◆ What needs to be done:
Each record that follows must be reproduced exactly.

[Data extracted from a collection]
========================================

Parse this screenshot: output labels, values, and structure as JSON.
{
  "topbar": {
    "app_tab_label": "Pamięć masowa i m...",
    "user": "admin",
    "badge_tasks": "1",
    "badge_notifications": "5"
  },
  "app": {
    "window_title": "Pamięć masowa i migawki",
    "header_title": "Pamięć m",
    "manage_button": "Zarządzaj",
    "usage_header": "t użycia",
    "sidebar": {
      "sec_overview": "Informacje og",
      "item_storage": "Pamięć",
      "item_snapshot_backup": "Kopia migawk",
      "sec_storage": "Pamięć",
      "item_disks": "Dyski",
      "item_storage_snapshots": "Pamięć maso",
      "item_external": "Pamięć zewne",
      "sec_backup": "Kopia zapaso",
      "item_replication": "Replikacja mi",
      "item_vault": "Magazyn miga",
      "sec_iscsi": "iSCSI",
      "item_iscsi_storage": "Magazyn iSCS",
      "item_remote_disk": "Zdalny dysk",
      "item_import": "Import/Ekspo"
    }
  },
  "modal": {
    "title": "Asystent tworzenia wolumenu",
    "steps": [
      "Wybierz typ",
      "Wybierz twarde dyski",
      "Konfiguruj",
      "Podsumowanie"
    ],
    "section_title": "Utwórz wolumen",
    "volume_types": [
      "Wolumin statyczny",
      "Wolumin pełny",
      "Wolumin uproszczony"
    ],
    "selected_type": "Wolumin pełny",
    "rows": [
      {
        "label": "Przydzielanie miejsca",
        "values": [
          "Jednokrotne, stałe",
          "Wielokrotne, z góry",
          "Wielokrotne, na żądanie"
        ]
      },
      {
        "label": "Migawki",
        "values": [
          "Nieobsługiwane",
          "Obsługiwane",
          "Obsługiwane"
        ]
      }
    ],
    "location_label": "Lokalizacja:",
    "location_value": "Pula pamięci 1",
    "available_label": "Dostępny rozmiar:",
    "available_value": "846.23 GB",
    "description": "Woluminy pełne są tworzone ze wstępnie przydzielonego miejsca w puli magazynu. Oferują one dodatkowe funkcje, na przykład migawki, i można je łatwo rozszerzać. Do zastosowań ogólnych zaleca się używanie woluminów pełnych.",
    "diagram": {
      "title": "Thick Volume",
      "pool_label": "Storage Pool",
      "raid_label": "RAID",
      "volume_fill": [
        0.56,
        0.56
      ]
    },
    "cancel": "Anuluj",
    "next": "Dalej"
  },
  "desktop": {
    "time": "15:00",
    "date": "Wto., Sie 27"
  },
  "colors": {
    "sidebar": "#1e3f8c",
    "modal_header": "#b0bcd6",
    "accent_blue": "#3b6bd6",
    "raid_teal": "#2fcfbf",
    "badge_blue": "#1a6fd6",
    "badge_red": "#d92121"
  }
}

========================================

◆ Exercise solution:
Parse this screenshot: output labels, values, and structure as JSON.
{
  "topbar": {
    "app_tab_label": "Pamięć masowa i m...",
    "user": "admin",
    "badge_tasks": "1",
    "badge_notifications": "5"
  },
  "app": {
    "window_title": "Pamięć masowa i migawki",
    "header_title": "Pamięć m",
    "manage_button": "Zarządzaj",
    "usage_header": "t użycia",
    "sidebar": {
      "sec_overview": "Informacje og",
      "item_storage": "Pamięć",
      "item_snapshot_backup": "Kopia migawk",
      "sec_storage": "Pamięć",
      "item_disks": "Dyski",
      "item_storage_snapshots": "Pamięć maso",
      "item_external": "Pamięć zewne",
      "sec_backup": "Kopia zapaso",
      "item_replication": "Replikacja mi",
      "item_vault": "Magazyn miga",
      "sec_iscsi": "iSCSI",
      "item_iscsi_storage": "Magazyn iSCS",
      "item_remote_disk": "Zdalny dysk",
      "item_import": "Import/Ekspo"
    }
  },
  "modal": {
    "title": "Asystent tworzenia wolumenu",
    "steps": [
      "Wybierz typ",
      "Wybierz twarde dyski",
      "Konfiguruj",
      "Podsumowanie"
    ],
    "section_title": "Utwórz wolumen",
    "volume_types": [
      "Wolumin statyczny",
      "Wolumin pełny",
      "Wolumin uproszczony"
    ],
    "selected_type": "Wolumin pełny",
    "rows": [
      {
        "label": "Przydzielanie miejsca",
        "values": [
          "Jednokrotne, stałe",
          "Wielokrotne, z góry",
          "Wielokrotne, na żądanie"
        ]
      },
      {
        "label": "Migawki",
        "values": [
          "Nieobsługiwane",
          "Obsługiwane",
          "Obsługiwane"
        ]
      }
    ],
    "location_label": "Lokalizacja:",
    "location_value": "Pula pamięci 1",
    "available_label": "Dostępny rozmiar:",
    "available_value": "846.23 GB",
    "description": "Woluminy pełne są tworzone ze wstępnie przydzielonego miejsca w puli magazynu. Oferują one dodatkowe funkcje, na przykład migawki, i można je łatwo rozszerzać. Do zastosowań ogólnych zaleca się używanie woluminów pełnych.",
    "diagram": {
      "title": "Thick Volume",
      "pool_label": "Storage Pool",
      "raid_label": "RAID",
      "volume_fill": [
        0.56,
        0.56
      ]
    },
    "cancel": "Anuluj",
    "next": "Dalej"
  },
  "desktop": {
    "time": "15:00",
    "date": "Wto., Sie 27"
  },
  "colors": {
    "sidebar": "#1e3f8c",
    "modal_header": "#b0bcd6",
    "accent_blue": "#3b6bd6",
    "raid_teal": "#2fcfbf",
    "badge_blue": "#1a6fd6",
    "badge_red": "#d92121"
  }
}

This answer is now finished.